PSA Guidelines

All public service announcements (PSAs) aired on KDLG must meet federal and local rules. PSAs that do not meet these guidelines will not be accepted. KDLG holds final editorial approval and reserves the right to decline any PSA request.

Federal rules and regulations are strict in nature and violations carry heavy fines.

Local policies regarding PSA content and language are designed to promote consistency of sound. Consistency of sound is a critical component of KDLG's overall on air presentation. It is important to remember that we are a non-commercial broadcast outlet and we must always take steps to maintain a non-commercial sound.


SUBMITTING A PSA

Requests not made in a timely fashion may not be fulfilled. They may be submitted by email to info@kdlg.org or by fax at (907) 842-5645. Please allow at least 3 days for a response.  To schedule an appointment, please call KDLG at (907) 842-5281. The length of each PSA must not exceed 30 seconds.

SUBMITTING AN EPSA (Enhanced PSA)

If you are interested in paying for an Enhanced PSA to be broadcast on KDLG, please contact Rob Carpenter (General Manager) at 907-842-5281 or rob@kdlg.org.


FEDERAL COMMUNICATIONS COMMISSION AND LOCAL RULES AND REGULATIONS

The FCC has installed stricter rules and regulations for non-commercial radio language and content than for our commercial counterparts. This has been true since the inception of public broadcasting.

Requirements for PSAs on KDLG
A PSA on KDLG cannot be a solicitation for funds, a solicitation for volunteers to solicit funds, or for promoting a "members only" event. KDLG does not mention event sponsors within the body of any PSA. At no time will a PSA be accepted from any for-profit organization.

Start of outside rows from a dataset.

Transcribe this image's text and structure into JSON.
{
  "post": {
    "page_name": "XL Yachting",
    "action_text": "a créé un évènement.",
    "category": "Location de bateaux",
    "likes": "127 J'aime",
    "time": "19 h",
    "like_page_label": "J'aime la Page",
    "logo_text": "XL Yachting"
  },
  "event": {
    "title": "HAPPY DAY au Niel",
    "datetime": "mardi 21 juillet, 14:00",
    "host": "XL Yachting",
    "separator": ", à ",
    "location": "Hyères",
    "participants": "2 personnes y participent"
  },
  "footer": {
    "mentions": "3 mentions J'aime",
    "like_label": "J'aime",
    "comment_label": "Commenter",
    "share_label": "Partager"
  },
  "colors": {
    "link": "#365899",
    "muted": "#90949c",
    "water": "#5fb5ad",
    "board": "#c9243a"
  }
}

Pricing Information:
You cannot mention prices or refer to discounts or sales of any kind. You may tell listeners where tickets are available for an event. Words such as "free," "sale," "discount," and other references to prices and values are absolutely not allowed. If an event is free you may say it's open to the public.

Value Neutral Descriptions:
You cannot qualify a product, service or event as something that may be more or better in some way than another event, service or product. The FCC disallows public broadcast outlets from comparative language in describing products, services, or events. Commercial broadcasters can say that something is the best, or number one, or one of kind, but we cannot. We can't even use language suggesting this.

When describing something in value neutral terms you will be describing the actual event, product or service exactly as it is without embellishing language. Here's an example of what is allowable:

"The ________ organization will present their annual spring concert this Saturday at 6 PM, and will feature the music of Grammy winning artist, _______. Lawn chairs, coolers and blankets will keep you comfortable under the night sky. Information at 555-1234."

Here's an example of a similar script that is not allowable:

"The ________ organization, one of the leading organizations of it's kind, will present their fantastic annual spring concert this Saturday at 6 PM, featuring the country's favorite artist, Grammy winning ______. Lawn chairs, coolers and blankets will keep you comfortable under the night sky. Information at 555-1234."

Promoting local organization fundraisers:
At no time will KDLG promote an organizations' fundraiser unless it can be promoted strictly as an event. A concert to raise money for a service organization can be promoted as a concert  with a brief statement in the body of the announcement that states who will benefit. An example is

" …proceeds benefit _______ organization."

This is the only statement allowable in a PSA to acknowledge a beneficiary. Words such as "fundraiser" are not allowable. There are some fundraising activities that we simply cannot promote, no matter how worthy the cause because the language cannot be modified.

Calls to Action:
Calls to Action are, perhaps, the most common offense made in PSAs. The FCC disallows calls to action on public broadcasting stations. A Call to Action is a statement or phrase that commands or invites someone to action. The best way to explain this is to give some examples.

Example 1)"Bring lawn chairs and blankets."
The word "bring" is a call to action, you are telling a listener to "bring" something with them. The compliant manner of stating this would be "Lawn chairs and blankets welcomed." You are not telling the listener to do something; you are merely stating that the events organizers will allow people to have these items with them at the event. 

Example 2) "Come to tonight's presentation of ________." 
In this statement you are telling the listener to take action by coming to the event. The compliant version of this statement would be "The ________ organization will present ________ tonight." This simply says that the event is tonight and does not instruct a listener to be there.

Example 3) "Don't forget to get your tickets." 
"Don't forget" and "get" are both instructions to the listener to take action, in this case, get tickets. To be compliant you would say "Tickets available by pre-order only." You can see that it is the same message, which is to get your tickets ahead of time, but the language falls within the parameters of what the FCC and KDLG does permit.

Example 4) "For more information call 555-1234." 
The word "call" is clearly an inducement for a listener to take action, in this case to pick up their phone and "call." The same message is communicated by changing the language to "Information at 555-1234."